Data shown below:

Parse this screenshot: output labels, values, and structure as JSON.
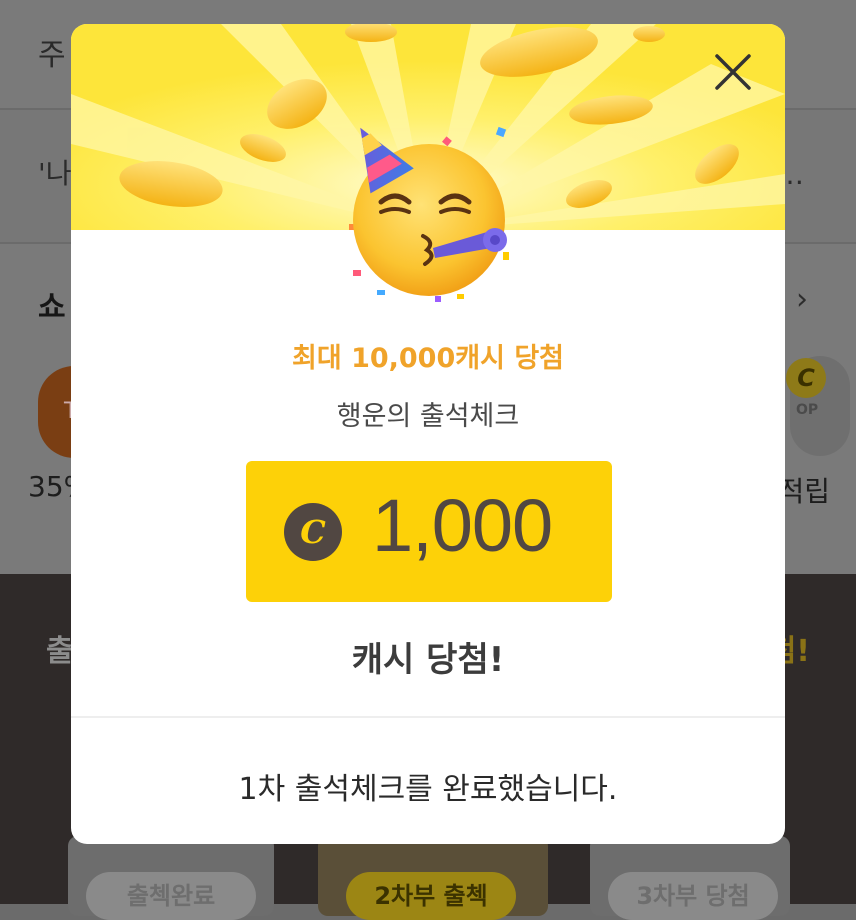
{
  "background": {
    "top_text": "주",
    "row2_left": "'나",
    "row2_right": "…",
    "shop_title": "쇼",
    "left_thumb_text": "TI",
    "right_thumb_coin": "C",
    "right_thumb_text": "OP",
    "left_percent": "35%",
    "right_label": "적립",
    "dark_left": "출",
    "dark_right": "첨!",
    "cards": [
      "출첵완료",
      "2차부 출첵",
      "3차부 당첨"
    ]
  },
  "modal": {
    "prize_subtitle": "최대 10,000캐시 당첨",
    "event_title": "행운의 출석체크",
    "coin_symbol": "C",
    "amount": "1,000",
    "won_text": "캐시 당첨!",
    "footer_message": "1차 출석체크를 완료했습니다.",
    "close_label": "✕"
  },
  "colors": {
    "hero_yellow": "#fde53a",
    "amount_box": "#fdd108",
    "subtitle_orange": "#f0a32a",
    "amount_text": "#514742"
  },
  "icons": [
    "close-icon",
    "party-face-emoji",
    "coin-icon",
    "chevron-right-icon"
  ]
}
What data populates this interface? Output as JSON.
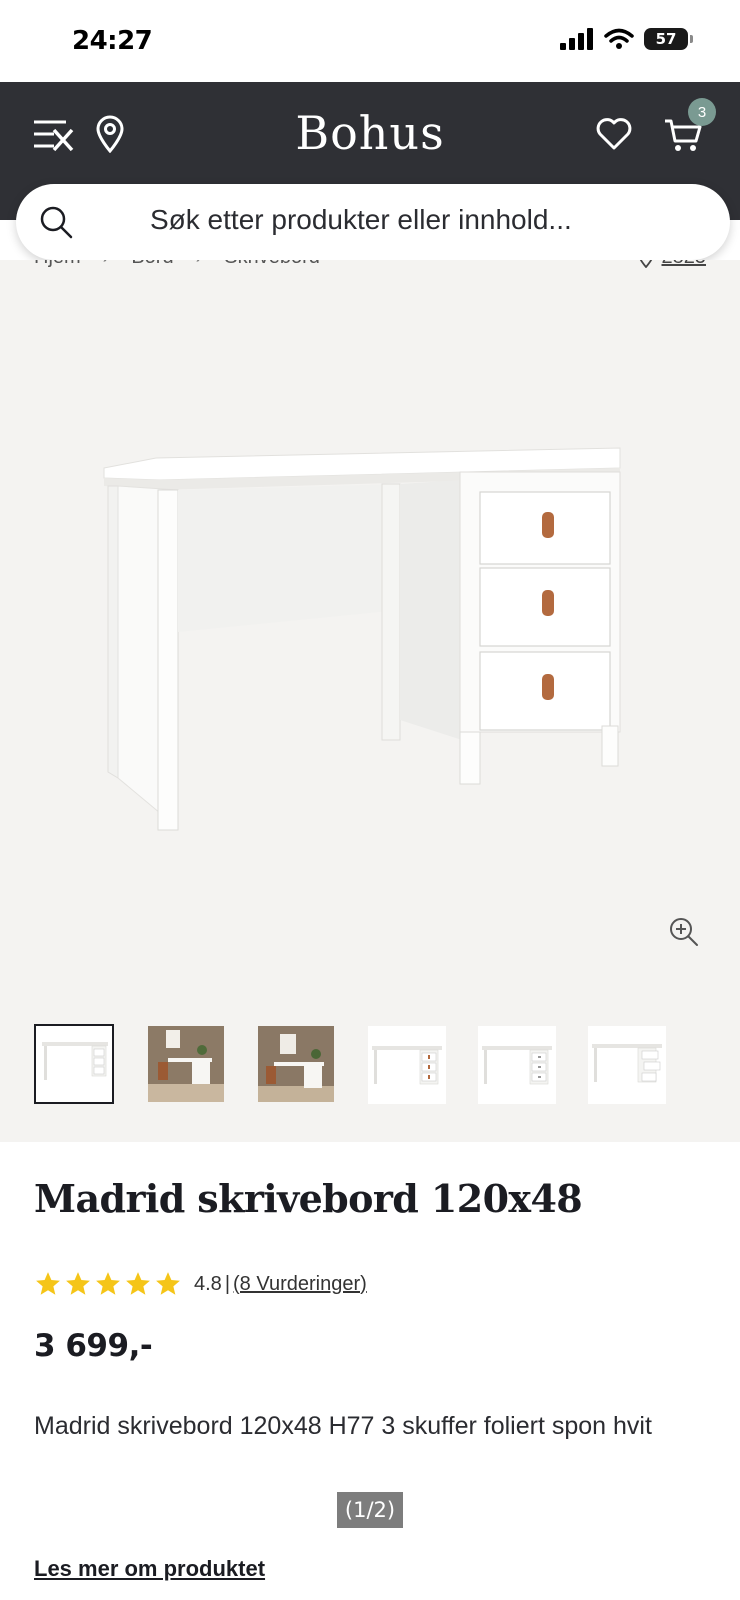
{
  "status_bar": {
    "time": "24:27",
    "battery": "57",
    "icons": [
      "signal-icon",
      "wifi-icon",
      "battery-icon"
    ]
  },
  "header": {
    "logo": "Bohus",
    "cart_count": "3",
    "icons": [
      "menu-icon",
      "location-pin-icon",
      "heart-icon",
      "cart-icon"
    ]
  },
  "search": {
    "placeholder": "Søk etter produkter eller innhold..."
  },
  "breadcrumb": {
    "items": [
      "Hjem",
      "Bord",
      "Skrivebord"
    ],
    "postcode": "2825"
  },
  "gallery": {
    "thumbnail_count": 6,
    "active_index": 0
  },
  "product": {
    "title": "Madrid skrivebord 120x48",
    "rating": "4.8",
    "rating_separator": "|",
    "reviews_link": "(8 Vurderinger)",
    "stars": 5,
    "price": "3 699,-",
    "description": "Madrid skrivebord 120x48 H77 3 skuffer foliert spon hvit",
    "page_indicator": "(1/2)",
    "read_more": "Les mer om produktet"
  },
  "colors": {
    "header_bg": "#2f3035",
    "star": "#f5c518",
    "gallery_bg": "#f4f3f1",
    "badge": "#7a9a92",
    "text": "#1b1c22"
  }
}
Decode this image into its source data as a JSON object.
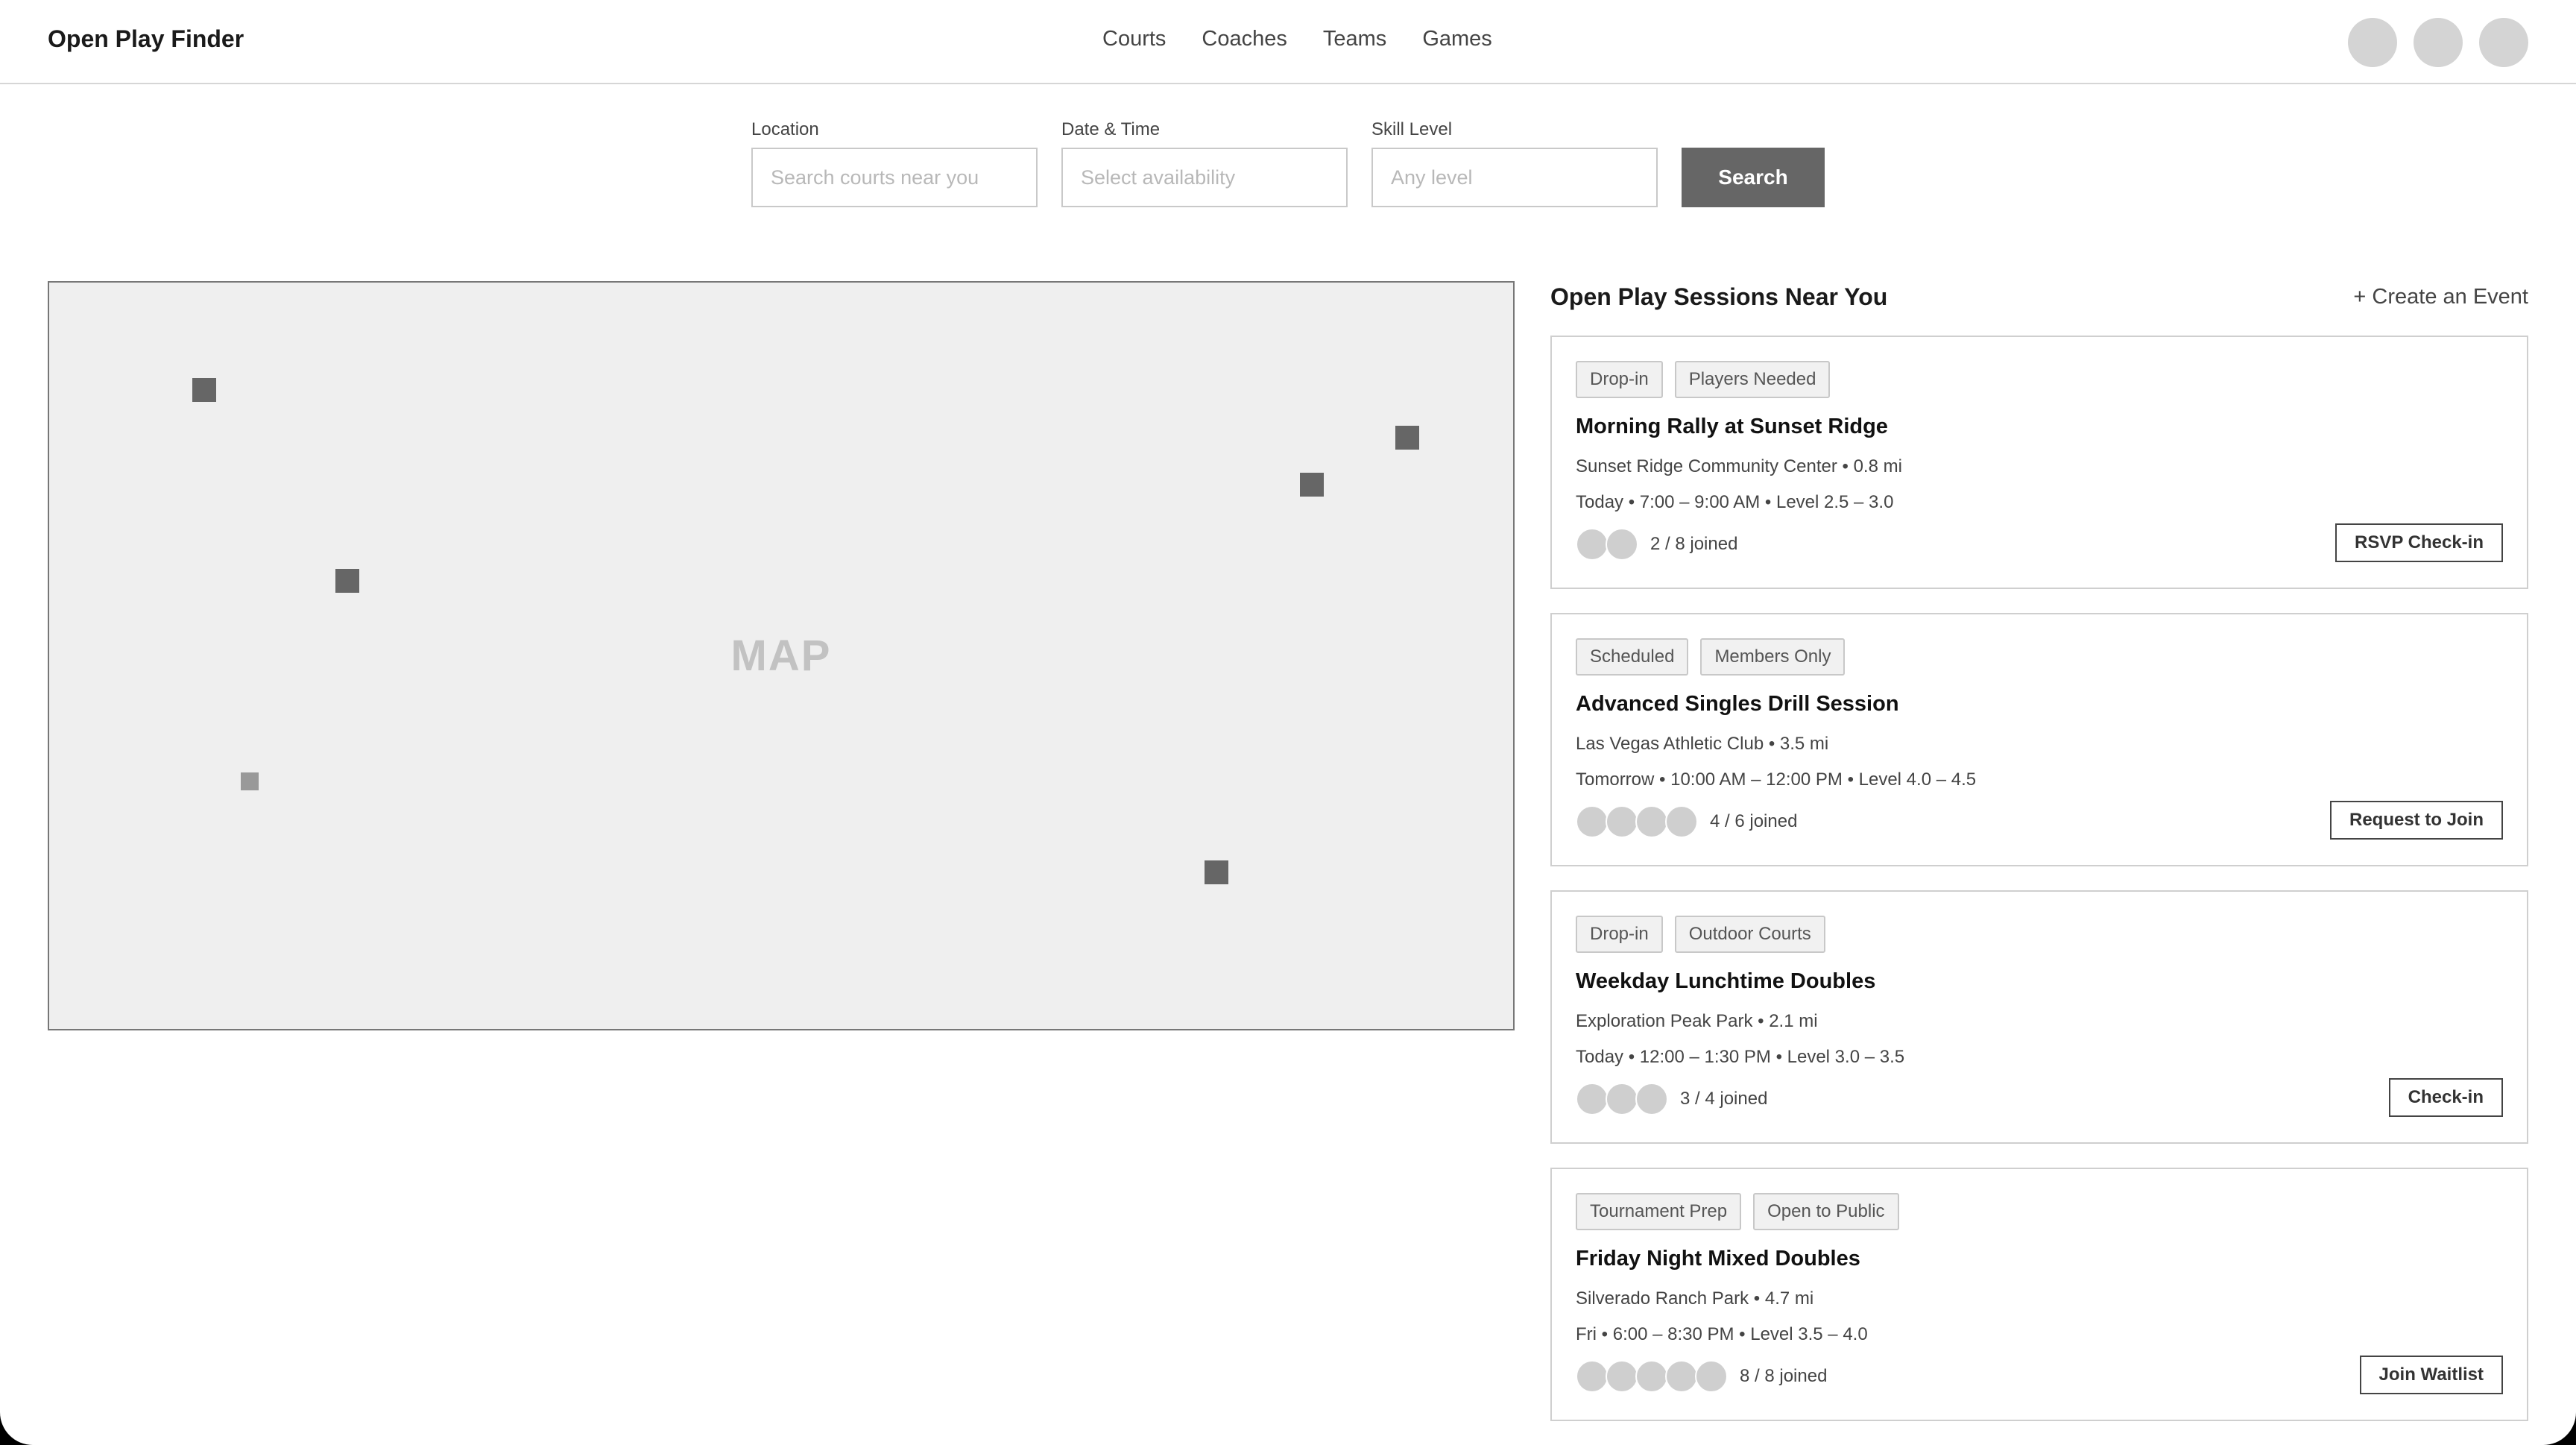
{
  "app": {
    "brand": "Open Play Finder"
  },
  "nav": [
    "Courts",
    "Coaches",
    "Teams",
    "Games"
  ],
  "search": {
    "location_label": "Location",
    "location_placeholder": "Search courts near you",
    "datetime_label": "Date & Time",
    "datetime_placeholder": "Select availability",
    "skill_label": "Skill Level",
    "skill_placeholder": "Any level",
    "button_label": "Search"
  },
  "map": {
    "label": "MAP"
  },
  "panel": {
    "title": "Open Play Sessions Near You",
    "create_label": "+ Create an Event"
  },
  "sessions": [
    {
      "tags": [
        "Drop-in",
        "Players Needed"
      ],
      "title": "Morning Rally at Sunset Ridge",
      "location": "Sunset Ridge Community Center • 0.8 mi",
      "time": "Today • 7:00 – 9:00 AM • Level 2.5 – 3.0",
      "joined": "2 / 8 joined",
      "avatar_count": 2,
      "button": "RSVP Check-in"
    },
    {
      "tags": [
        "Scheduled",
        "Members Only"
      ],
      "title": "Advanced Singles Drill Session",
      "location": "Las Vegas Athletic Club • 3.5 mi",
      "time": "Tomorrow • 10:00 AM – 12:00 PM • Level 4.0 – 4.5",
      "joined": "4 / 6 joined",
      "avatar_count": 4,
      "button": "Request to Join"
    },
    {
      "tags": [
        "Drop-in",
        "Outdoor Courts"
      ],
      "title": "Weekday Lunchtime Doubles",
      "location": "Exploration Peak Park • 2.1 mi",
      "time": "Today • 12:00 – 1:30 PM • Level 3.0 – 3.5",
      "joined": "3 / 4 joined",
      "avatar_count": 3,
      "button": "Check-in"
    },
    {
      "tags": [
        "Tournament Prep",
        "Open to Public"
      ],
      "title": "Friday Night Mixed Doubles",
      "location": "Silverado Ranch Park • 4.7 mi",
      "time": "Fri • 6:00 – 8:30 PM • Level 3.5 – 4.0",
      "joined": "8 / 8 joined",
      "avatar_count": 5,
      "button": "Join Waitlist"
    }
  ]
}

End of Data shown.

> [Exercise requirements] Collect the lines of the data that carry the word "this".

> [Task output]
Parse this screenshot: output labels, values, and structure as JSON.
What data populates this interface? Output as JSON.
Decode this image into its source data as a JSON object.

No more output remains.